Talking about what your family member wants is one of the most effective ways to ensure your loved one's wishes are honored
Posted in , Nov 13, 2018
If you are caring for a loved one who has recently been diagnosed with dementia or a related disorder such as Alzheimer’s disease, it can feel devastating. Often, families avoid talking with their loved one about what the diagnosis could mean. It may feel too scary to talk about. But, if you don’t have these conversations, you may find yourself having to make important decisions about your loved one’s care or other health-related decisions without ever having asked what they would have preferred. This may leave you feeling guilty because you’re not sure if you have done what they would have wanted.
According to research from the Center for Research and Education at Benjamin Rose Institute on Aging, having conversations about future care as early as possible after a dementia diagnosis can be one of the most effective ways to reduce these feelings of guilt and stress. It also helps ensure that your loved one’s wishes are honored.
Ask yourself these 3 questions about the care your loved one may want in the future. The answers can help you plan and prepare to honor their wishes as much as possible.
1. What matters most to your loved one about their care?
To prepare for the future, have an open dialogue with your loved one about what it means to be diagnosed with dementia and about their future care needs.
SHARE for Dementia, an early-stage care-planning program designed by Benjamin Rose Institute on Aging out of decades worth of research, has identified 5 core values for care that most of us find important:
3. Not Being a Burden
4. Activities with Family and Friends
5. Having a Say in Who Helps Out
Does your loved one prefer to do things for themselves without help? Would they prefer to organize their own routines and spend their money how they want? If the answer is yes, that means maintaining independence is one of your loved one’s most important values when it comes to care (Orsulic-Jeras, S., Whitlatch, C. J., Szabo, S. M., Shelton, E. G., & Johnson, J. (2016). “The SHARE program for dementia: Implementation of an early-stage dyadic care-planning intervention” Dementia. Advance online publication).
If you’re not sure what is most important to your loved one, don’t be afraid to ask. Have these discussions as early as possible to make sure you know what they want and that you are making the decisions together rather than on your own.
2. Who does your loved one want to help them?
As dementia progresses, your loved one may need help with tasks they used to be able to handle on their own, like cooking, grocery shopping and managing medications. Eventually, they may need help with more personal activities like taking a shower, getting dressed or using the toilet. It may be difficult for your loved one to accept help with things they used to do independently. However, giving them some control over who helps can make the change a little less distressing. Ask your loved one who they would prefer to help them with certain tasks. Their answers may help you discover someone your loved one feels comfortable with. You may also find people who can take on some responsibilities, so that you are not alone in bearing the burden of care.

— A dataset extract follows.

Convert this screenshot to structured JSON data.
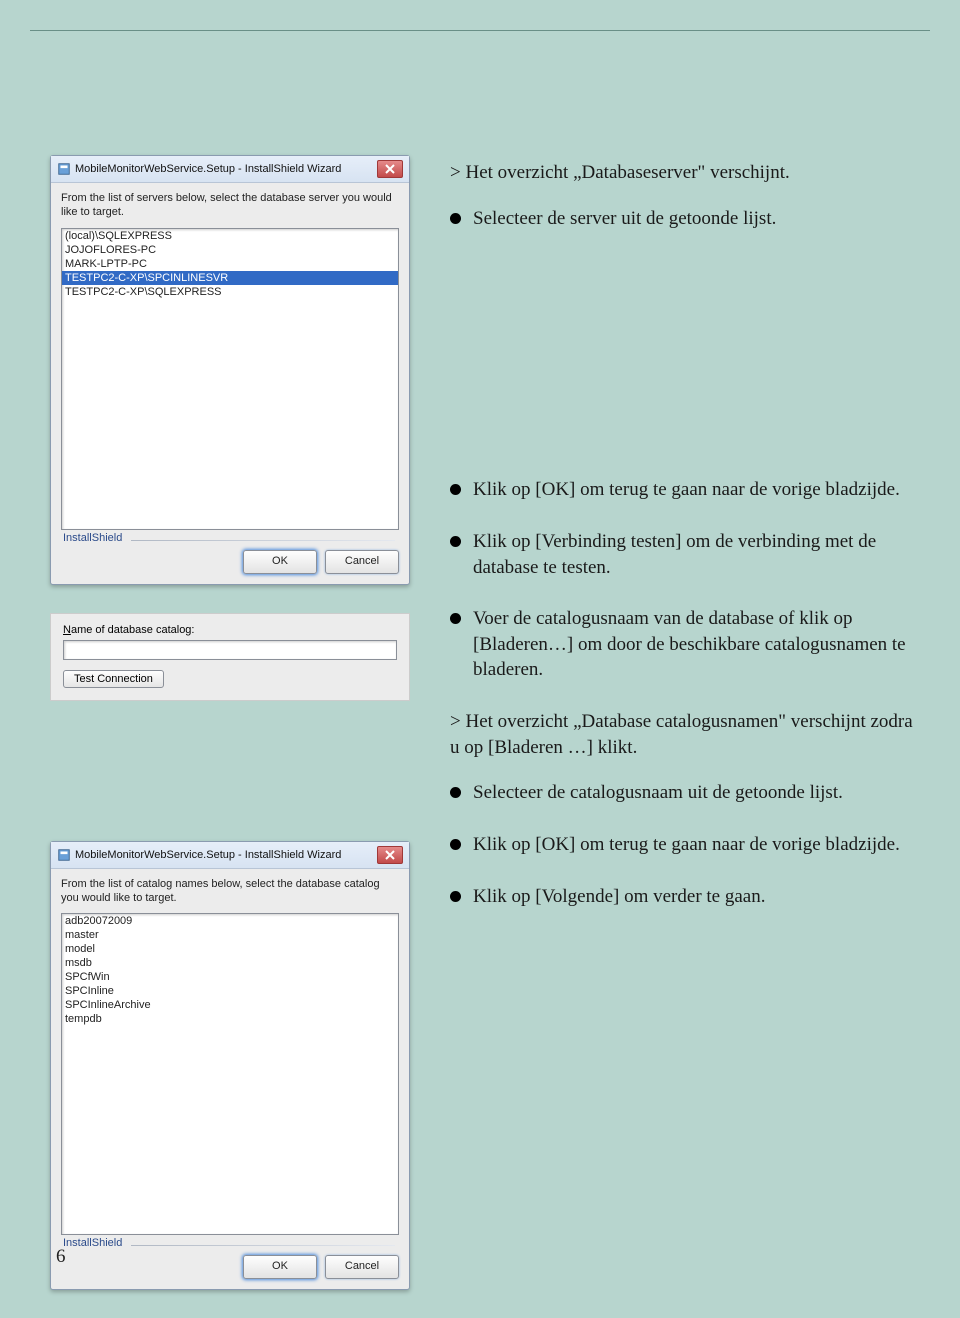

3. How much can you handle without help?
If you are the primary caregiver, you may feel as if you are managing every task by yourself. Research shows this overwhelming burden can have negative impacts on caregivers including depression, anxiety and illness. If you’re feeling overwhelmed, ask other family members and friends what they can do to help. There are also organizations within your community that can provide services to you or your family.
Knowing what your loved one wants is one way to support good communication in your relationship and get the information that you will need in the future when making decisions on your loved one’s behalf. For more information on resources to help you plan for dementia care, consider contacting a local community organization, like your local Alzheimer’s Association Chapter or Area Agency on Aging.